One problem, the report notes, is that the two groups of officers — one convened on the north side of the hallway near the classrooms and the other on the south side, did not appear to be communicating with one another.

Arredondo, who was on the south side, told investigators that he saw empty classrooms near Rooms 111 and 112, where Ramos was holed up, which gave him hope the classrooms occupied by the gunman might be empty, too. He instead focused on trying to evacuate other children. “I guess, if I knew there was somebody in there, I would have — we probably would have rallied a little more, to say, ‘Okay, someone is in there,’” Arredondo testified.


A gunman with a troubled family life

The report, which deliberately does not name Ramos, says the gunman was driven by a “desire for notoriety and fame” and that he had displayed signs of mental instability and violent tendencies to family and social media acquaintances. But none of those warning signs were ever reported to authorities.

Authors detail a troubled childhood, in which Ramos had a strained relationship with his parents and few friends. He struggled academically in part because of a speech impediment and complained of bullying. By the time Ramos reached third grade, school officials had identified him as “at risk because of consistently poor test results,” according to the report, and had suggested speech therapy. But Ramos never received special education.

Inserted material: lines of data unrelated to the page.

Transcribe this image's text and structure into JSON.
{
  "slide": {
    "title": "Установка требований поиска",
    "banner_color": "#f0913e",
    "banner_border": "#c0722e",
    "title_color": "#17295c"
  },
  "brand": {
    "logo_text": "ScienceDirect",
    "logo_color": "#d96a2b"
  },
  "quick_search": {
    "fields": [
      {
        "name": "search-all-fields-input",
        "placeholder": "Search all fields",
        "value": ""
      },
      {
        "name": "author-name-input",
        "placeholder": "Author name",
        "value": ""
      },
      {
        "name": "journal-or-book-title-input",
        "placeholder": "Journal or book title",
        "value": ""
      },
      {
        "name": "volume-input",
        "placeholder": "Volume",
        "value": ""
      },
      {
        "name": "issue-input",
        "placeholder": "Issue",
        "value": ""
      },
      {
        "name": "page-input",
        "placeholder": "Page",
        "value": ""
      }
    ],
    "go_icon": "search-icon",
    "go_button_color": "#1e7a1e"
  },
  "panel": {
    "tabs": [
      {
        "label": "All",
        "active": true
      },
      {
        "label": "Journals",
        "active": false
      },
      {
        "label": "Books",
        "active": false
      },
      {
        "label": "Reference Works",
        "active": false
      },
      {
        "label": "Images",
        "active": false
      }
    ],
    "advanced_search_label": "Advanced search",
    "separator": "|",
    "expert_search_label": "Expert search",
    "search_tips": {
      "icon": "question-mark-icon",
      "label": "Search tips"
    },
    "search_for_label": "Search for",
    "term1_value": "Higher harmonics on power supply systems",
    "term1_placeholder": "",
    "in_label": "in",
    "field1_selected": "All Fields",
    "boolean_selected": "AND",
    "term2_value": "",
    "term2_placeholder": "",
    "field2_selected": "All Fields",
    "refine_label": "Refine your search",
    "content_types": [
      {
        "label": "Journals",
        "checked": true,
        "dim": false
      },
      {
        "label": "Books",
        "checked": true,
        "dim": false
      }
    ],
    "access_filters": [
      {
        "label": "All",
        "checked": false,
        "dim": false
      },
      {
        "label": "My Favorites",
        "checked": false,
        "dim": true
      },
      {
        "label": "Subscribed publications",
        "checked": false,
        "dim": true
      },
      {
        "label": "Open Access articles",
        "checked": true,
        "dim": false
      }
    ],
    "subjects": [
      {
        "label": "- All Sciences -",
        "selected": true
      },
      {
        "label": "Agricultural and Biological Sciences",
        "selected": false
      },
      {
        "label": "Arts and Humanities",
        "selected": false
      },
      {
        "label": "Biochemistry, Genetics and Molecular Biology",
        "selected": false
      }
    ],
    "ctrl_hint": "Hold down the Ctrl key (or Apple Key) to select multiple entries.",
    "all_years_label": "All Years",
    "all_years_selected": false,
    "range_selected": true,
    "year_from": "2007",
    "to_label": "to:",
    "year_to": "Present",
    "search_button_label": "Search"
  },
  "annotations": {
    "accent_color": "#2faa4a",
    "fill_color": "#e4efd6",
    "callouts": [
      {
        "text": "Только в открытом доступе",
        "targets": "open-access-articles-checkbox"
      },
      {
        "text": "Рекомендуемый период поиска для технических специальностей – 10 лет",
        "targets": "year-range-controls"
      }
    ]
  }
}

By 2018, Ramos was averaging more than 100 school absences annually, along with failing grades and poor test scores, according to the report. Officials say there is no evidence that school resource officers ever visited his home. By 2021, at age 17, Ramos had completed only the ninth grade. In late October 2021, about six months before the attack, Uvalde High School “involuntarily withdrew him.” After a “blowout” argument with his mother, the gunman moved in with his grandmother, where he slept on the living room floor.

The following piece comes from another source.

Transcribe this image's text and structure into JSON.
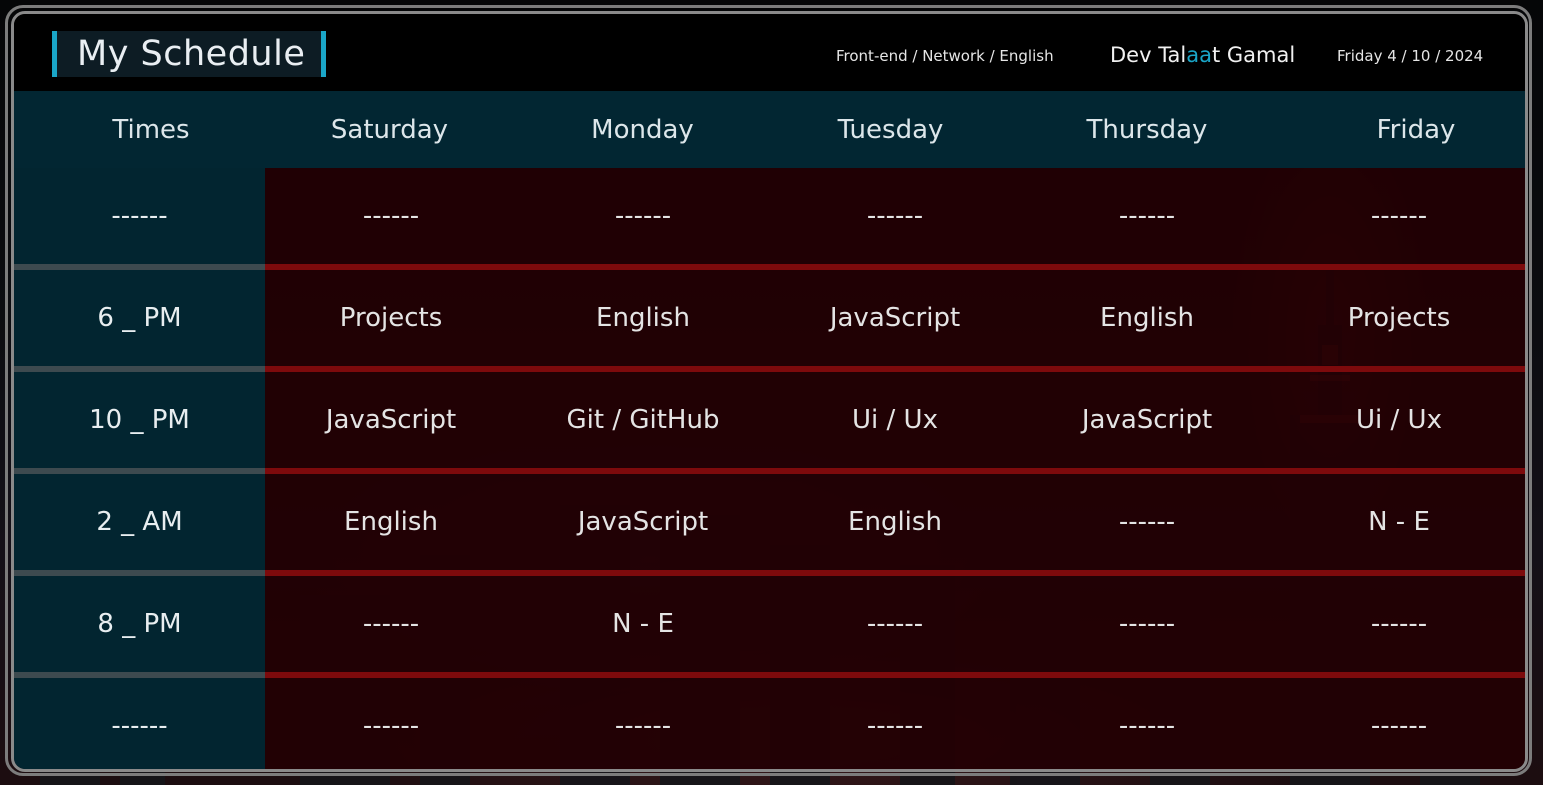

Ramos offered ominous clues about his plans, but no one told authorities

Ramos took fast-food jobs, including one at a restaurant, and “hoarded money,” according to relatives who thought he was saving up for an apartment or a car. He asked two relatives to buy him guns before he turned 18, but both refused. He began stockpiling gun supplies, including rifle slings, and on his 18th birthday, he purchased the weapons used in the attack and hundreds of rounds of ammunition.

An uncle told authorities that he drove Ramos to a local gun store twice — the first time after Ramos told him he was hungry and wanted to pick up food from the store’s restaurant. Instead, Ramos emerged with a long, narrow box. His uncle claimed not to know what was inside, and said the visit did not cause any red flags, even as Ramos had told his cousin that he “did not want to live anymore.”

Ramos repeatedly dropped hints to online acquaintances that he was planning something ominous — saying that he would make the news and sharing photos of the guns he had purchased. Authorities say he saved news stories about the mass shooting in Buffalo and quizzed his cousin’s son, who attended Robb Elementary, about the school’s schedule, including lunch periods.

Ramos’s grandmother, Celia Gonzales, told him he could not have a gun in her home so the uncle “agreed to store the first rifle at his house,” according to the report. “He believes the attacker snuck it out after staying the night a few days later,” the report states. Ramos hid the second rifle outside his grandmother’s home and brought it inside the night before the shooting, according to text messages obtained from Ramos’s phone.

Ramos shot his grandmother after she threatened to remove him from her mobile phone plan. He then headed toward Robb Elementary, where he had previously attended fourth grade in Room 111, and where he said he had been bullied.

“The attacker had no experience with firearms, and based on other investigators’ interviews of friends and family, the shooting was likely the first time he fired one,” the report says.